first and simplest trouble. The pleasant atmosphere of our family got shadowed when my mother had
unexpectedly died, after a heart attack, in 2002 and it completely disappeared in 2003 when my sister
passed away by a breast cancer, living behind her daughter and husband, not to mention myself and my
father. Ever since, both me and my father got somehow detached from the surrounding world and we
could hardly concentrate upon our daily activities. We were fortunate enough to have beside us not only our
remained family, but also people who were supportive and helped us to get recovered.
Now, when my father also passed away, I would not say that my wounds can heal soon, although my
family memory and the colleagues’ friendship encourage the meaning of my life as a physical
Archaeologists as people
|Maria, the wife of Eugen
Symposium in Bucharest (Romania) to celebrate the 85th Birth
Anniversary of Eugen Comşa (Internal link)
Short Biography of Eugen Comşa
Date of Birth: October 20th, 1923.
Place of Birth: Chişinau, the Capital of Republic of Moldova.
He was a citizen of Romania where he lived since his birth. After the elementary school, he attended the High School “Alexandru Dionici” in
Chişinau. In 1940 he moved with his family to Bucharest as a refugee and graduated from the High School “Cantemir Vodâ”.
In 1944-1945 Eugen Comşa participated in the Second World War, as a student at the Military School for Reserve Officers (Slînic Prahova),
then, he was a war veteran.
In 1945 he applied at the Faculty of History at the University of Bucharest, where he had the chance to have attended the courses of the
prominent Professors like I. Nestor, C. Giurescu, C. Marinescu and Gh. Stefan.
In 1946 Comºa became a librarian at the Prehistory Seminar of the Faculty. He graduated in 1948 with specialization in Prehistory. The next
year he was appointed an Assistant at the Chair of History coordinated by Professor I. Nestor, where he worked until 1952. Meanwhile, in
1950, Comşa also began working at the National Museum of Antiquities, which later became the current Institute of Archaeology „Vasile
Pârvan” of the Romanian Academy of Sciences. Since 1960 he had continued to have worked as a researcher in the Institute. He obtained the
title Doctor of Historical Sciences, with the thesis entitled „The Boian Culture”, under the supervision of Professor I. Nestor. In 1974 he
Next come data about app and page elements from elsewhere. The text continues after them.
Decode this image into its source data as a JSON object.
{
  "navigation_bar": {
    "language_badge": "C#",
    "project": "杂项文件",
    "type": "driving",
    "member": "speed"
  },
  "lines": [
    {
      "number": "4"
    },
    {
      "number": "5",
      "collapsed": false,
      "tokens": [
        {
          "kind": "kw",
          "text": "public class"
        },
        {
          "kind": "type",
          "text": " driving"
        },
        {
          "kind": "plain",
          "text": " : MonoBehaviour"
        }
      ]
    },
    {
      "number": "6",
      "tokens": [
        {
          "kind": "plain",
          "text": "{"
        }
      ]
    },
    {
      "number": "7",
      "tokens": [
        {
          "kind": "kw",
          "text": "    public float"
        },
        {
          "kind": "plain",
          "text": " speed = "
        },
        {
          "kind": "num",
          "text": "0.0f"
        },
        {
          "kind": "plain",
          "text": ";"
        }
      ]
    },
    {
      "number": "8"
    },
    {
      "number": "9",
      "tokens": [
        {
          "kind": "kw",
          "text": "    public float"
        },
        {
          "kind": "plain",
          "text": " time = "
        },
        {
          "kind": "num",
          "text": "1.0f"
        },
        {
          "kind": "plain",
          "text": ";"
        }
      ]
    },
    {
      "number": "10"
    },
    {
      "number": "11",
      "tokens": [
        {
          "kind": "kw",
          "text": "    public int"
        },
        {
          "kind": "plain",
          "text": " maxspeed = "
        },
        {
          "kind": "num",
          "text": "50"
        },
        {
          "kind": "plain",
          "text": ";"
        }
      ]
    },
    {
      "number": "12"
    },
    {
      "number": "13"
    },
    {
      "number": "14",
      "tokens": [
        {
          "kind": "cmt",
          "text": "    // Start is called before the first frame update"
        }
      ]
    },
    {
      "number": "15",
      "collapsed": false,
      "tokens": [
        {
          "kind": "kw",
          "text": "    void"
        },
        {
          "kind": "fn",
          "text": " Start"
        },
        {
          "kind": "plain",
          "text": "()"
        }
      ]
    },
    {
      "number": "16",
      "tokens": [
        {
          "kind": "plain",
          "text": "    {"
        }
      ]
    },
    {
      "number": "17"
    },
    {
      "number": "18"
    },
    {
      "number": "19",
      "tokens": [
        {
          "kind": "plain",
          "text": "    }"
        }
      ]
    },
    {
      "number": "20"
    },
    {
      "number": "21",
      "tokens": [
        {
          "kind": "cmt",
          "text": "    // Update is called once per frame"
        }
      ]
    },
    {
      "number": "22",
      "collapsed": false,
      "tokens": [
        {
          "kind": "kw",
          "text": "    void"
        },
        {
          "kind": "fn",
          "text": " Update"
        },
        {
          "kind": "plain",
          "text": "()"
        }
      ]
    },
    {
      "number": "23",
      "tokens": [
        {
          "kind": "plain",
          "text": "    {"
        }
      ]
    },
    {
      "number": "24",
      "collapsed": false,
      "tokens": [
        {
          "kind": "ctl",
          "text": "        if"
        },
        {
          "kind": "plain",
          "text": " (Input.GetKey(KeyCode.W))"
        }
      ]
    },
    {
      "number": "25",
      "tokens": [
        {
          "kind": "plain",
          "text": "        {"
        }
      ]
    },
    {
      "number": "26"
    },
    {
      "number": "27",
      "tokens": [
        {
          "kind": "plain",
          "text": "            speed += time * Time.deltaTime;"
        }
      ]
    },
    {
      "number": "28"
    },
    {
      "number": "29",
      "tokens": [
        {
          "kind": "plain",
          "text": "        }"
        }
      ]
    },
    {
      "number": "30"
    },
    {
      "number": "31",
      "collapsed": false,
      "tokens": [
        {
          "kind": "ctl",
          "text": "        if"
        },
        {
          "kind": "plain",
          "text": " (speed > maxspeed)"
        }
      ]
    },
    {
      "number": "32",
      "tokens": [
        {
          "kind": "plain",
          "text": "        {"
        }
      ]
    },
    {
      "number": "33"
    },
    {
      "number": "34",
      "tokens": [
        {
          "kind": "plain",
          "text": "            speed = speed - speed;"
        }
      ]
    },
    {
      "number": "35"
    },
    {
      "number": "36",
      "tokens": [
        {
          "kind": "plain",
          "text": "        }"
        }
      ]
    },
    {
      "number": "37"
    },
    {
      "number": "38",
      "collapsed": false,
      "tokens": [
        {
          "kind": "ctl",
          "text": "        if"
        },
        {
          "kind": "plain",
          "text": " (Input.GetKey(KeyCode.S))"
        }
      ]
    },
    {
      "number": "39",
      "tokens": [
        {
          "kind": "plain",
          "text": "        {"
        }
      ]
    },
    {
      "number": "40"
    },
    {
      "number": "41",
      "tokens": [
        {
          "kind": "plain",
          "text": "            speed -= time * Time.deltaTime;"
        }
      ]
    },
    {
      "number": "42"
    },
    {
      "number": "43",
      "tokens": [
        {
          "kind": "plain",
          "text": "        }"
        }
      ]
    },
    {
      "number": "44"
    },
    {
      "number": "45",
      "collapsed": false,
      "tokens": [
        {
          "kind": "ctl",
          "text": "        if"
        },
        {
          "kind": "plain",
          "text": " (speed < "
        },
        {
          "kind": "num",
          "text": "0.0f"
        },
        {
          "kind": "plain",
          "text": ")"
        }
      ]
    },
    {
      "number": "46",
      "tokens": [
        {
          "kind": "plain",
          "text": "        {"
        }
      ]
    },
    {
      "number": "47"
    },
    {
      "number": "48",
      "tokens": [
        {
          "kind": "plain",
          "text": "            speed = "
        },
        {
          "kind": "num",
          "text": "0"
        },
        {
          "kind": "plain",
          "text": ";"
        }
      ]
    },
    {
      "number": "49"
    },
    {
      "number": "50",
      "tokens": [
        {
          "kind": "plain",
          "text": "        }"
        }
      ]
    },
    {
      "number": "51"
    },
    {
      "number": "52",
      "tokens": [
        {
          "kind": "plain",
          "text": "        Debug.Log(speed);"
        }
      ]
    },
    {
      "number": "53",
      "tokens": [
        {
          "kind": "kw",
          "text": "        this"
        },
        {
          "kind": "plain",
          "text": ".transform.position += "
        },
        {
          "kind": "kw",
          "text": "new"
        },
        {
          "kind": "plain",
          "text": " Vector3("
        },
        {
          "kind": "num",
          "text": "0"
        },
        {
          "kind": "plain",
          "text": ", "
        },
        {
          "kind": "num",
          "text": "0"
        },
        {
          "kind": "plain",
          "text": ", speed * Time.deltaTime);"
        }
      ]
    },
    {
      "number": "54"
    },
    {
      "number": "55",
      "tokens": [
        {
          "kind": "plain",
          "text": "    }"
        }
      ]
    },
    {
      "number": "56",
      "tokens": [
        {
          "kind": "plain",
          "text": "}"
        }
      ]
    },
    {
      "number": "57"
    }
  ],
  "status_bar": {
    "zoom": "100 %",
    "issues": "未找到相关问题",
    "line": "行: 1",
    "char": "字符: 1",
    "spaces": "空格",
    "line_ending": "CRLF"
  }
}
received the Prize „Vasile Pârvan” of the Romanian Academy of Sciences for the monograph „History of the Communities of the Boian
Eugen Comşa worked in the Prehistory Division of the Institute until I retired in 1991. He continued to publish actively until his death.